“I learned so much so fast,” Botts said. “I learned a lot about data during that internship, and I now call myself a data reporter because of the lessons I learned and the skills that I learned there.”
The data, though, constituted only half the story. The other portion came from capturing the people behind the names and numbers, and telling the stories behind the outcomes of their cases. As Botts read through each case, she marked any that could help encapsulate and personify the minutiae of the data. When a case caught their eyes, the reporters would search for lawyers’ contact information and track down family members on social media.
Botts followed two of these cases: Benny Herrera, a father of four who was shot by police looking into an alleged assault; and Khari Illidge, a 25-year-old who died after being tased nearly 20 times, kneeled on and hogtied. Botts interviewed family members of both victims, asking them to recall the most traumatic period of their lives.
Reading and listening to their stories took a toll on Botts: “There were times when I had to take breaks. And there were times also when it showed up in my dreams,” she said. “I wanted to cry on the phone, but that was not my role. I wasn’t there to be friends. I was trying to stay strong and calm.”

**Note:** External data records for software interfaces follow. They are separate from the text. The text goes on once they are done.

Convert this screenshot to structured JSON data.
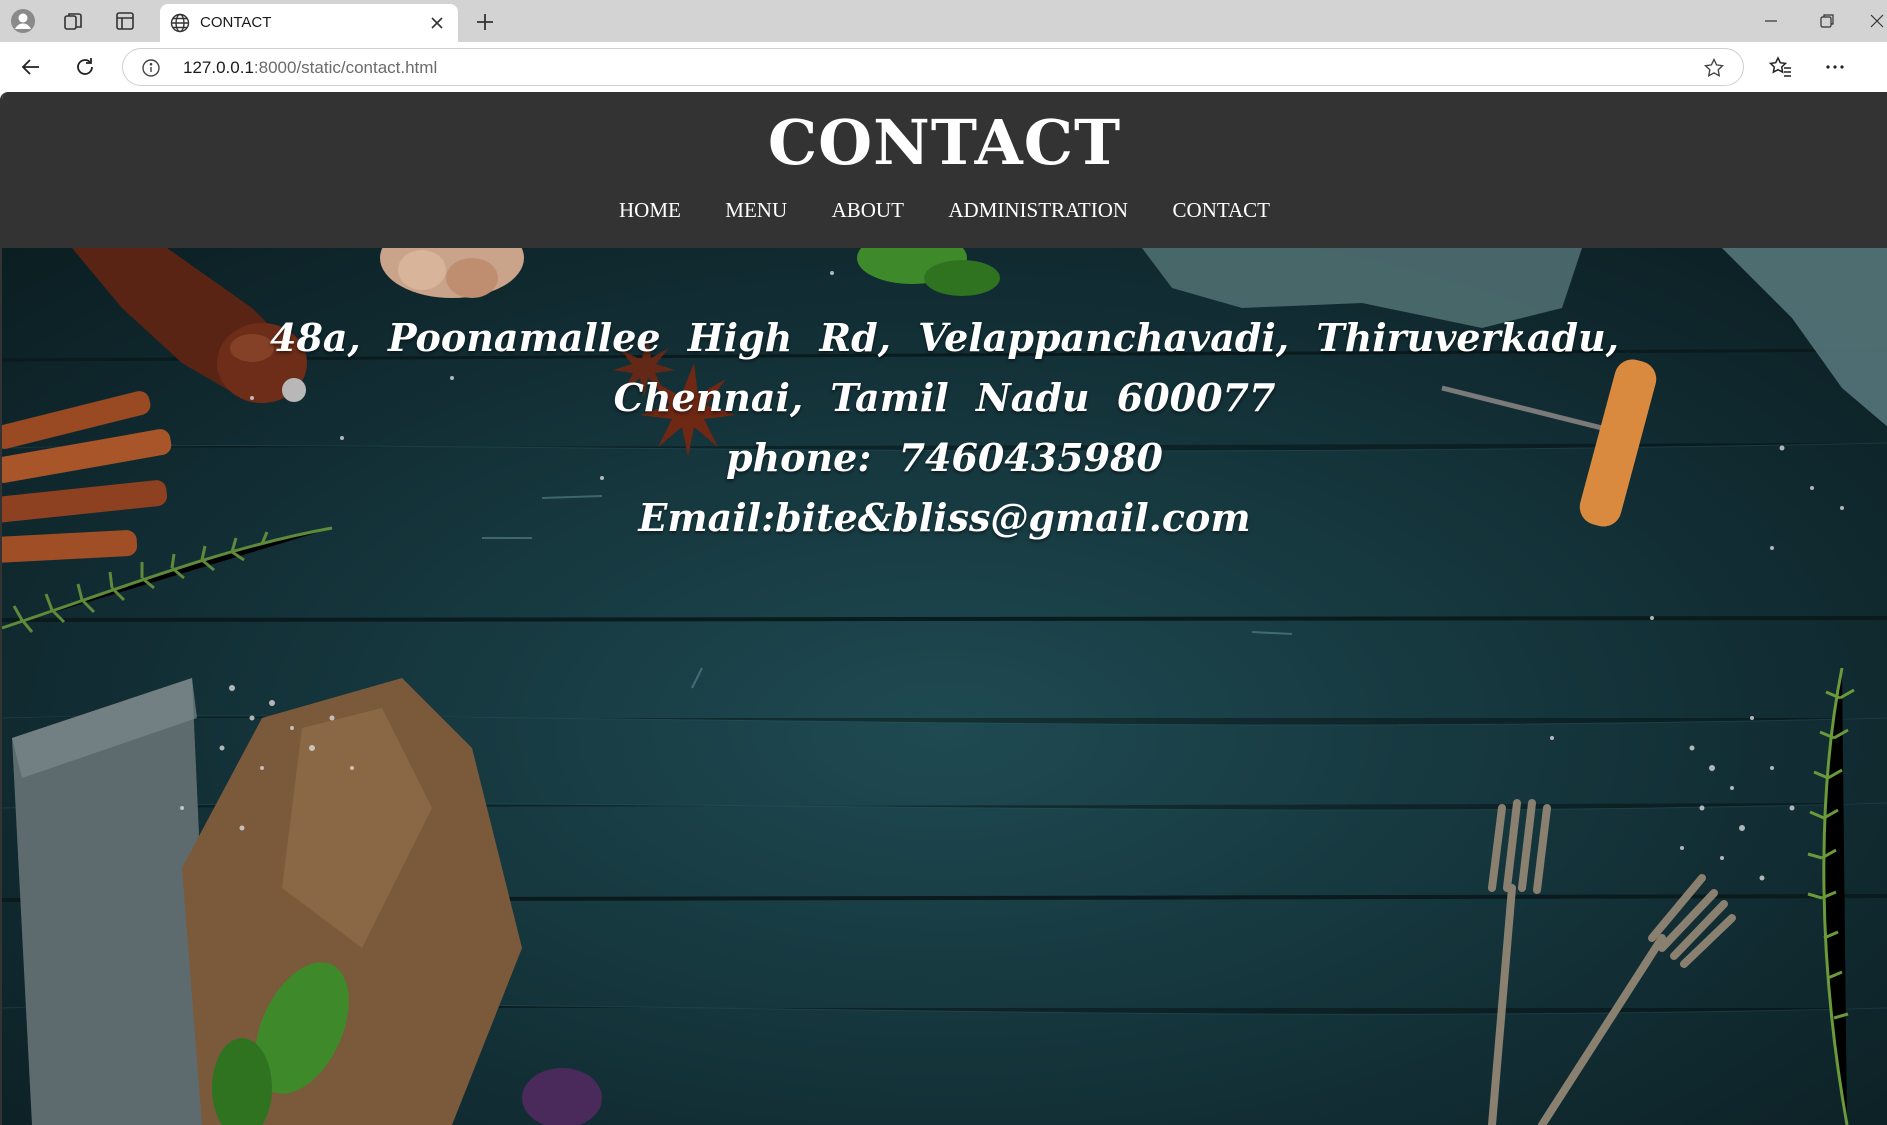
{
  "browser": {
    "tab_title": "CONTACT",
    "url_host": "127.0.0.1",
    "url_path": ":8000/static/contact.html",
    "icons": [
      "profile-icon",
      "collections-icon",
      "vertical-tabs-icon",
      "globe-icon",
      "close-icon",
      "new-tab-icon",
      "minimize-icon",
      "restore-icon",
      "window-close-icon",
      "back-icon",
      "refresh-icon",
      "info-icon",
      "favorite-star-icon",
      "favorites-icon",
      "more-icon"
    ]
  },
  "page": {
    "title": "CONTACT",
    "nav": [
      "HOME",
      "MENU",
      "ABOUT",
      "ADMINISTRATION",
      "CONTACT"
    ],
    "address_line1": "48a, Poonamallee High Rd, Velappanchavadi, Thiruverkadu,",
    "address_line2": "Chennai, Tamil Nadu 600077",
    "phone": "phone: 7460435980",
    "email": "Email:bite&bliss@gmail.com"
  },
  "colors": {
    "header_bg": "#333333",
    "hero_bg": "#173a41",
    "text": "#ffffff"
  }
}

The project relied on extensive work from the lead reporters, but also from visual, data and text editors, as well as social teams and colleagues that offered to lend a hand. Andrea Januta, an investigative data reporter for Reuters and a close friend of Botts, managed data during the last two years of the project.
Botts and Januta worked together to solve data conundrums and often bounced ideas off one another. When Botts left the Reuters team, the two “joked about having to download her brain onto mine,” Januta wrote.
Since the project ended, Januta and Botts have stayed in touch, visiting each other whenever they are on the same coast. Of course, when the two are together, they “spend a hefty amount of time discussing qualified immunity in excruciating detail,” Januta wrote.
Botts now covers economic inequality for CalMatters, a newsroom that dissects California politics and policy. While the scope of Botts’s focus is far narrower than it was during her time at Reuters, she said she remains committed to reporting on equity and justice.
“There’s so much more to be done in terms of investigative reporting that looks into how the body of law that has been developed ends up getting permuted and delivering, in some cases, the opposite of justice,” Botts said.